Probably your idea of trimming back what is dead is the best. Since it has already flowered, it can hardly be expected that some part of the plant is still dormant. Nipping off the dead branches will improve the appearance of the tree, and the tree won't waste time and energy trying to get sap up to those dead spots. If it is in full sun, it might be good to give it a little more water than you usually would, just for a while. Stick a hose down in the loose dirt around the roots, and just let a tiny trickle go in until the water is on the surface. This tree, like all desert plants, needs very good drainage, so don't overdo the water!


Bauhinia lunarioides

Bauhinia lunarioides

Bauhinia lunarioides

Bauhinia lunarioides

 

 

More Transplants Questions

Transplanting a redbud in Virginia Beach VA
April 21, 2010 - I have a 5-6 ft. Redbud Tree and like to dig up and move to different spot in my backyard. How/what is the proper way to do it without killing the tree?
view the full question and answer

Transplanting a magnolia tree in Avon IN
July 04, 2009 - We moved in our house a couple of years ago,We have a small Magnolia tree, well, looks like a bush right in front of our porch. We want to move it but do not know the best time to move. Can you tell m...
view the full question and answer

Ensuring survival of wax myrtle in Wilmington, NC
July 29, 2009 - I just transplanted some wax myrtle bushes.
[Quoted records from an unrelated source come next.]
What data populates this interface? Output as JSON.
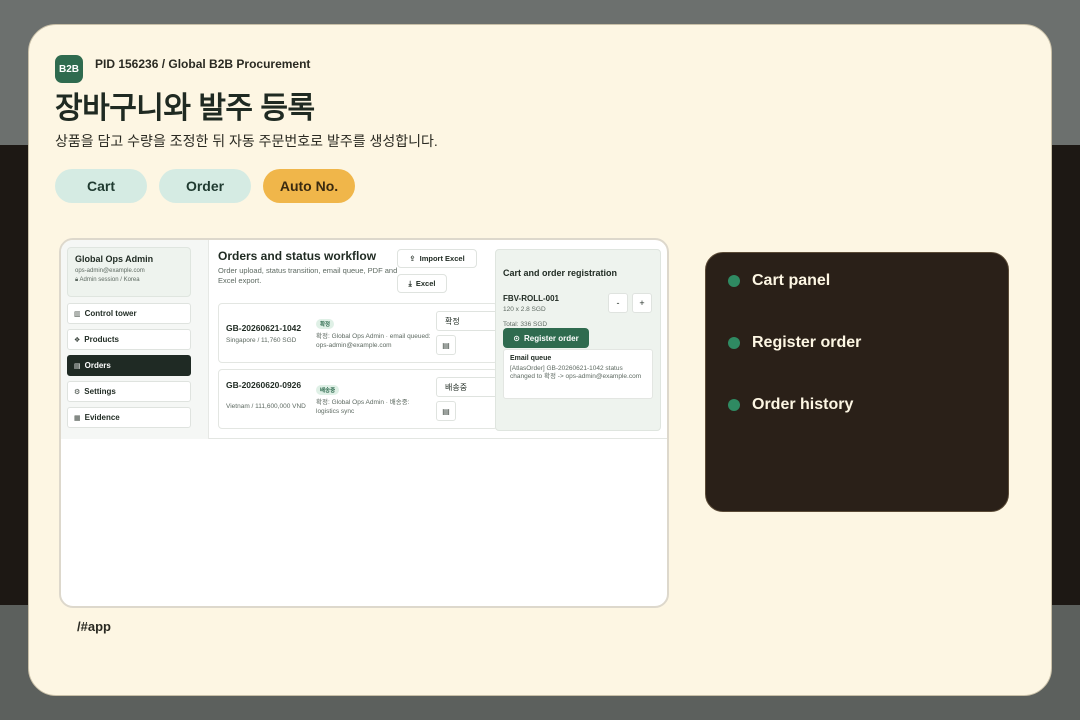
{
  "header": {
    "badge": "B2B",
    "pid": "PID 156236 / Global B2B Procurement",
    "title": "장바구니와 발주 등록",
    "subtitle": "상품을 담고 수량을 조정한 뒤 자동 주문번호로 발주를 생성합니다."
  },
  "pills": [
    "Cart",
    "Order",
    "Auto No."
  ],
  "colors": {
    "accent_green": "#2f6b4f",
    "pill_highlight": "#f0b64a",
    "pill_default": "#d5ebe3",
    "info_panel_bg": "#2a2018",
    "card_bg": "#fdf6e3"
  },
  "app": {
    "sidebar": {
      "admin_name": "Global Ops Admin",
      "admin_email": "ops-admin@example.com",
      "admin_session": "Admin session / Korea",
      "nav": [
        {
          "label": "Control tower",
          "icon": "chart-icon",
          "glyph": "▥",
          "active": false
        },
        {
          "label": "Products",
          "icon": "boxes-icon",
          "glyph": "❖",
          "active": false
        },
        {
          "label": "Orders",
          "icon": "clipboard-icon",
          "glyph": "▤",
          "active": true
        },
        {
          "label": "Settings",
          "icon": "user-gear-icon",
          "glyph": "⚙",
          "active": false
        },
        {
          "label": "Evidence",
          "icon": "document-icon",
          "glyph": "▦",
          "active": false
        }
      ]
    },
    "orders": {
      "title": "Orders and status workflow",
      "description": "Order upload, status transition, email queue, PDF and Excel export.",
      "import_excel_label": "Import Excel",
      "excel_label": "Excel",
      "rows": [
        {
          "id": "GB-20260621-1042",
          "location": "Singapore / 11,760 SGD",
          "tag": "확정",
          "note": "확정: Global Ops Admin · email queued: ops-admin@example.com",
          "status": "확정"
        },
        {
          "id": "GB-20260620-0926",
          "location": "Vietnam / 111,600,000 VND",
          "tag": "배송중",
          "note": "확정: Global Ops Admin · 배송중: logistics sync",
          "status": "배송중"
        }
      ]
    },
    "cart": {
      "title": "Cart and order registration",
      "sku": "FBV-ROLL-001",
      "sku_detail": "120 x 2.8 SGD",
      "minus_label": "-",
      "plus_label": "+",
      "total": "Total: 336 SGD",
      "register_label": "Register order",
      "email_queue_title": "Email queue",
      "email_queue_text": "[AtlasOrder] GB-20260621-1042 status changed to 확정 -> ops-admin@example.com"
    }
  },
  "path": "/#app",
  "info_items": [
    "Cart panel",
    "Register order",
    "Order history"
  ]
}
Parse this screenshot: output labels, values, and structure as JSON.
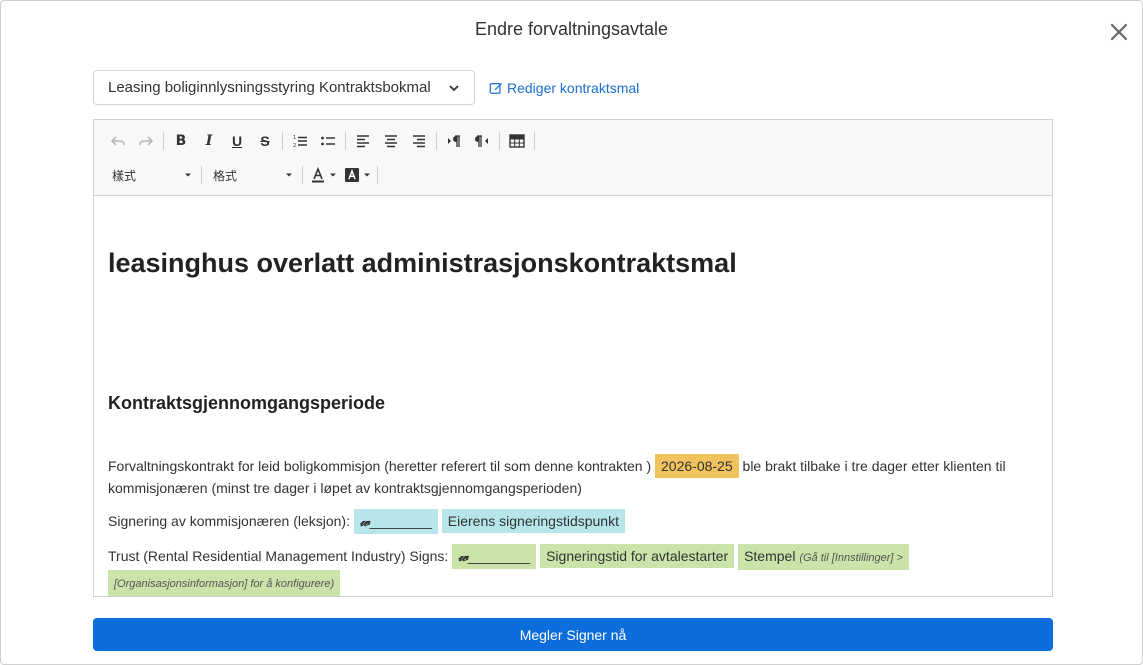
{
  "modal": {
    "title": "Endre forvaltningsavtale"
  },
  "template_select": {
    "value": "Leasing boliginnlysningsstyring Kontraktsbokmal"
  },
  "edit_link": {
    "label": "Rediger kontraktsmal"
  },
  "toolbar": {
    "style_combo": "樣式",
    "format_combo": "格式"
  },
  "document": {
    "title": "leasinghus overlatt administrasjonskontraktsmal",
    "section_heading": "Kontraktsgjennomgangsperiode",
    "p1_before": "Forvaltningskontrakt for leid boligkommisjon (heretter referert til som denne kontrakten )",
    "p1_date": "2026-08-25",
    "p1_after": "ble brakt tilbake i tre dager etter klienten til",
    "p1_line2": "kommisjonæren (minst tre dager i løpet av kontraktsgjennomgangsperioden)",
    "p2_label": "Signering av kommisjonæren (leksjon):",
    "p2_sig_line": "________",
    "p2_chip": "Eierens signeringstidspunkt",
    "p3_label": "Trust (Rental Residential Management Industry) Signs:",
    "p3_sig_line": "________",
    "p3_chip1": "Signeringstid for avtalestarter",
    "p3_chip2_main": "Stempel",
    "p3_chip2_hint_a": "(Gå til [Innstillinger] >",
    "p3_chip2_hint_b": "[Organisasjonsinformasjon] for å konfigurere)"
  },
  "primary_button": {
    "label": "Megler Signer nå"
  },
  "colors": {
    "accent": "#0d6ddd",
    "link": "#1a6fd1",
    "date_chip": "#f0c35c",
    "blue_chip": "#b6e6ea",
    "green_chip": "#c9e3a9"
  }
}
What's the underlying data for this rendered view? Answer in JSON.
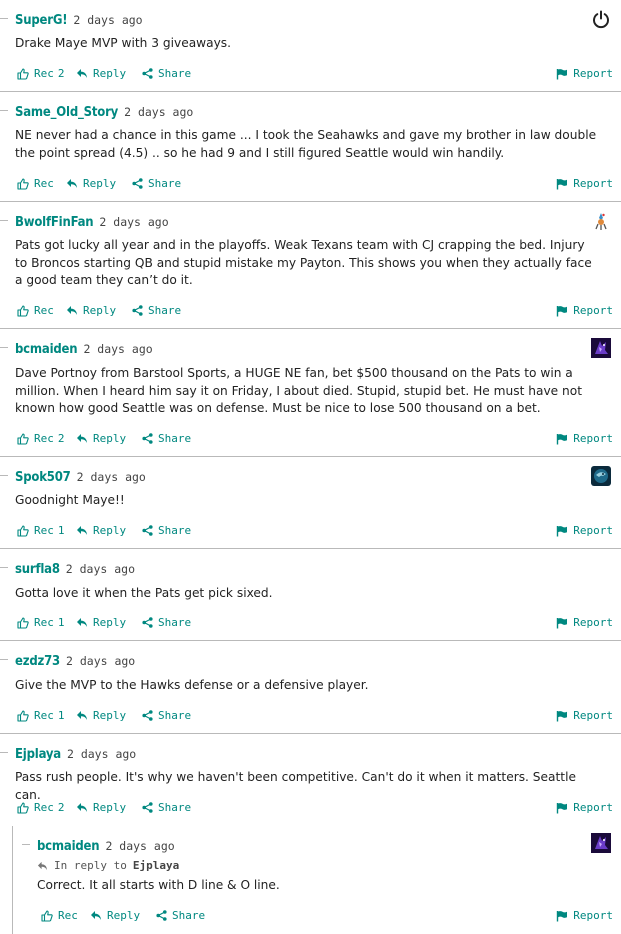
{
  "actions": {
    "rec": "Rec",
    "reply": "Reply",
    "share": "Share",
    "report": "Report"
  },
  "in_reply_to_label": "In reply to",
  "comments": [
    {
      "author": "SuperG!",
      "time": "2 days ago",
      "text": "Drake Maye MVP with 3 giveaways.",
      "rec_count": "2",
      "avatar": "power-icon"
    },
    {
      "author": "Same_Old_Story",
      "time": "2 days ago",
      "text": "NE never had a chance in this game ... I took the Seahawks and gave my brother in law double the point spread (4.5) .. so he had 9 and I still figured Seattle would win handily.",
      "rec_count": ""
    },
    {
      "author": "BwolfFinFan",
      "time": "2 days ago",
      "text": "Pats got lucky all year and in the playoffs. Weak Texans team with CJ crapping the bed. Injury to Broncos starting QB and stupid mistake my Payton. This shows you when they actually face a good team they can’t do it.",
      "rec_count": "",
      "avatar": "mascot-avatar"
    },
    {
      "author": "bcmaiden",
      "time": "2 days ago",
      "text": "Dave Portnoy from Barstool Sports, a HUGE NE fan, bet $500 thousand on the Pats to win a million. When I heard him say it on Friday, I about died. Stupid, stupid bet. He must have not known how good Seattle was on defense. Must be nice to lose 500 thousand on a bet.",
      "rec_count": "2",
      "avatar": "purple-avatar"
    },
    {
      "author": "Spok507",
      "time": "2 days ago",
      "text": "Goodnight Maye!!",
      "rec_count": "1",
      "avatar": "seahawks-avatar"
    },
    {
      "author": "surfla8",
      "time": "2 days ago",
      "text": "Gotta love it when the Pats get pick sixed.",
      "rec_count": "1"
    },
    {
      "author": "ezdz73",
      "time": "2 days ago",
      "text": "Give the MVP to the Hawks defense or a defensive player.",
      "rec_count": "1"
    },
    {
      "author": "Ejplaya",
      "time": "2 days ago",
      "text": "Pass rush people. It's why we haven't been competitive. Can't do it when it matters. Seattle can.",
      "rec_count": "2"
    },
    {
      "author": "bcmaiden",
      "time": "2 days ago",
      "text": "Correct. It all starts with D line & O line.",
      "rec_count": "",
      "in_reply_to": "Ejplaya",
      "avatar": "purple-avatar"
    }
  ],
  "colors": {
    "accent": "#008880",
    "divider": "#b9b9b9",
    "text": "#222222"
  }
}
What do I need to do to insure they live?
view the full question and answer

Transplanting native azaleas in South Carolina
June 09, 2005 - When is the best time to transplant azaleas in South Carolina Low Country?
view the full question and answer

Propagation of Asclepias tuberosa
June 18, 2012 - Re: Asclepias tuberosa, "butterfly weed" bush -- I have a bed in a mix of Shoal Creek well-drained caliche, soil, and some enrichment of mulch that gets almost full sun and low water. After 4 yrs a...
view the full question and answer

Smarty Plants's Facebook profile Support the Wildflower Center by Donating Online or Becoming a Member today.

Mr. Smarty Plants wants you to be his Facebook friend. Click the Facebook icon to add yourself to Mr. Smarty Plants list of friends.
E-NEWSLETTER | BECOME A MEMBER | DONATE NOW | MEDIA | SITEMAP
© 2014 Lady Bird Johnson Wildflower Center